The Heat Is On

Image Credit: Climate Central.

The January-August period was the warmest first eight months of any year on record for the contiguous United States. The national temperature of 58.7°F was 4.0°F above the 20th century average, and 1.0°F above the previous record warm January-August of 2006. During the eight-month period, 33 states were record warm and an additional 12 states were top ten warm. Only Washington had statewide temperatures near average for the period.

The statewide ranks of temperatures since 1895 and the top ten warmest January-August periods in South Carolina.  Image Credit: NOAA\NCDC.

Climate Central has developed an interactive map that illustrates the record heat experienced across the country.  Not only has it been the hottest year in the U.S. since recordkeeping began in 1895, but so far more than 28,000 individual daily high-temperature records have been matched or broken.

The interactive map can be found here.  Image Credit: Climate Central.

Here is a summary of the interactive map:

  • The “Number of Records” map simply shows how many records were set in each state.
  • Since some states have a lot more measuring stations than others, the “Records/Station” map shows how many daily records were broken, on average, at each station, in order to give equal weight to states with fewer stations.
  • The “vs. Expected” map takes into account how difficult it actually is to break a record, based on what year data collection began (for example, a station that’s been recording for 100 years will have had more chances to set a very high record, which is harder to break, than a station that’s only 40 years old).
  • The “Ratio to Low” map ranks states on how much high-temperature records outnumber low-temperature records.
  • Finally, the “Overall” map represents an average of all these measures, in order to show which states broke the most records and how unusual these records are.

The “Ratio to Low” map provides a useful way of showing that record high temperatures have outnumbered record low temperatures all over the country. In an unchanging climate, the ratio of record highs to record lows is expected to be roughly 1:1 on average and in the long term. A ratio greater than 1:1 suggests a warming climate. This year, not a single state has seen more lows than highs, or even a 1:1 ratio. This follows a string of years in the last decade or so during which the record high to record low ratio over the U.S. has been persistently and significantly larger than 1 as a long term trend.

This is what you find for South Carolina:

Image Credit: Climate Central.

South Carolina comes in 39th in the overall ranking. However, it has a large ratio of record highs to record lows (almost 5:1). While this is below the national average of 13.37, it still means that every time a station reported a record low temperature, 5 other stations reported record highs.

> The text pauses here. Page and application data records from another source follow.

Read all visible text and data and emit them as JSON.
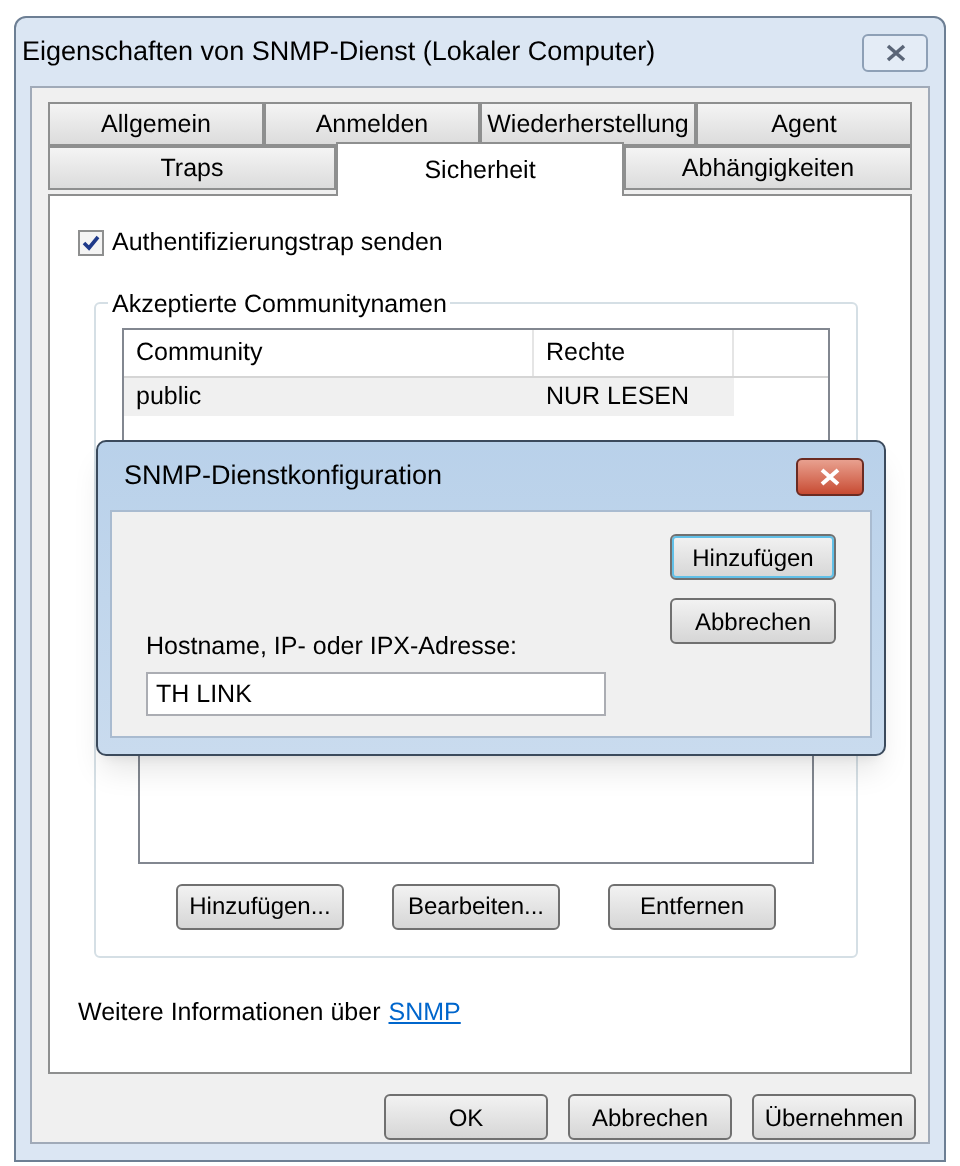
{
  "window": {
    "title": "Eigenschaften von SNMP-Dienst (Lokaler Computer)"
  },
  "tab_rows": [
    [
      {
        "label": "Allgemein",
        "selected": false
      },
      {
        "label": "Anmelden",
        "selected": false
      },
      {
        "label": "Wiederherstellung",
        "selected": false
      },
      {
        "label": "Agent",
        "selected": false
      }
    ],
    [
      {
        "label": "Traps",
        "selected": false
      },
      {
        "label": "Sicherheit",
        "selected": true
      },
      {
        "label": "Abhängigkeiten",
        "selected": false
      }
    ]
  ],
  "auth_trap": {
    "label": "Authentifizierungstrap senden",
    "checked": true
  },
  "communities": {
    "title": "Akzeptierte Communitynamen",
    "columns": [
      "Community",
      "Rechte"
    ],
    "rows": [
      {
        "community": "public",
        "rights": "NUR LESEN",
        "selected": true
      }
    ],
    "buttons": [
      "Hinzufügen...",
      "Bearbeiten...",
      "Entfernen"
    ]
  },
  "info": {
    "text": "Weitere Informationen über",
    "link": "SNMP"
  },
  "buttons": [
    "OK",
    "Abbrechen",
    "Übernehmen"
  ],
  "dialog": {
    "title": "SNMP-Dienstkonfiguration",
    "buttons": [
      {
        "label": "Hinzufügen",
        "focused": true
      },
      {
        "label": "Abbrechen",
        "focused": false
      }
    ],
    "field_label": "Hostname, IP- oder IPX-Adresse:",
    "field_value": "TH LINK"
  }
}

The average summer temperature turned out to be near normal for Columbia in spite of setting an all-time record high of 109 F on the last two days of June.  It was 106 F on July 1, but the humidity was much higher and the heat index reached 119 F followed by severe thunderstorms.  It still turned out to be the hottest January-August period since the National Weather Service Forecast Office was relocated to the airport in 1948.

Image Credit: Climate Central.

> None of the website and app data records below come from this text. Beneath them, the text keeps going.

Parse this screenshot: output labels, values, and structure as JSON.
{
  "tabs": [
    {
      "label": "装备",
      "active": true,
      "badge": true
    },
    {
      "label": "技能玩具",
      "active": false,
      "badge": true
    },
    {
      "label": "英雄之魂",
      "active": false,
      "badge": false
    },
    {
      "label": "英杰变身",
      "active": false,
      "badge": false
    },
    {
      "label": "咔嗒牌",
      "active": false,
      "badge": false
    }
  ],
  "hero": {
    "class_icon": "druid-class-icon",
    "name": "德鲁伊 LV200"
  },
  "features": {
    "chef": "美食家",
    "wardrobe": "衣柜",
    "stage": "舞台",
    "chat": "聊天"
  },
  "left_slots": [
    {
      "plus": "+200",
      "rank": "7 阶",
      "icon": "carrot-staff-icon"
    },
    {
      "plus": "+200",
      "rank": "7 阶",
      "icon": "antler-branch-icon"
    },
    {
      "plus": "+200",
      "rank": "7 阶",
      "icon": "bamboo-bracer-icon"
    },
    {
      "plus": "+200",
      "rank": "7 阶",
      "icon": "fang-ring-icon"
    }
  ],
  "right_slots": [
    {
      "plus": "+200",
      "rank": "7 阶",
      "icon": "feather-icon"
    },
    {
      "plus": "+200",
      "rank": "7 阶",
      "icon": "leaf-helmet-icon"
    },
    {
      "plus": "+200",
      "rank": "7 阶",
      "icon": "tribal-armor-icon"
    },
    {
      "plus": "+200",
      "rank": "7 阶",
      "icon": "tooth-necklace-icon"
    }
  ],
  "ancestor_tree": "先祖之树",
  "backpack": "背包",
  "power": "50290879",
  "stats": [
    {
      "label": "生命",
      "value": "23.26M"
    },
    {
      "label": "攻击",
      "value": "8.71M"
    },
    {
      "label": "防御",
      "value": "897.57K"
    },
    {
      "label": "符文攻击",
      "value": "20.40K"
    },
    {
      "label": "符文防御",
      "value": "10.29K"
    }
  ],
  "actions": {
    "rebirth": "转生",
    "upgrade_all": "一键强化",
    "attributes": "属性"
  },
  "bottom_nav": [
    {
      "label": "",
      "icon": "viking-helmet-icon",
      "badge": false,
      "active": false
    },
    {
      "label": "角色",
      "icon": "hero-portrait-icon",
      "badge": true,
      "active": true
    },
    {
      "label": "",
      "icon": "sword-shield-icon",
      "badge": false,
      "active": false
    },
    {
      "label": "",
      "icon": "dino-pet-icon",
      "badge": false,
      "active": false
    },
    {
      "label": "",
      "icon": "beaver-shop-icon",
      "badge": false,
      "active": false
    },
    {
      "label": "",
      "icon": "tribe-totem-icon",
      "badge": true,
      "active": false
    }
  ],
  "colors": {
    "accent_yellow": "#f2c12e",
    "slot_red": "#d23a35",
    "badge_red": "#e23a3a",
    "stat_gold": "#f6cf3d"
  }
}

The past five month have seen the top five warmest 12-month periods for the country since records began in 1895.

The warmest 12-month periods.  Image Credit: NOAA\NCDC.

Clearly 2012 is on track to be the warmest year on record.  Keep in mind that this is only for the contiguous United States and is not for the globe.  That remains to be played out, but I discussed this back in January in this post.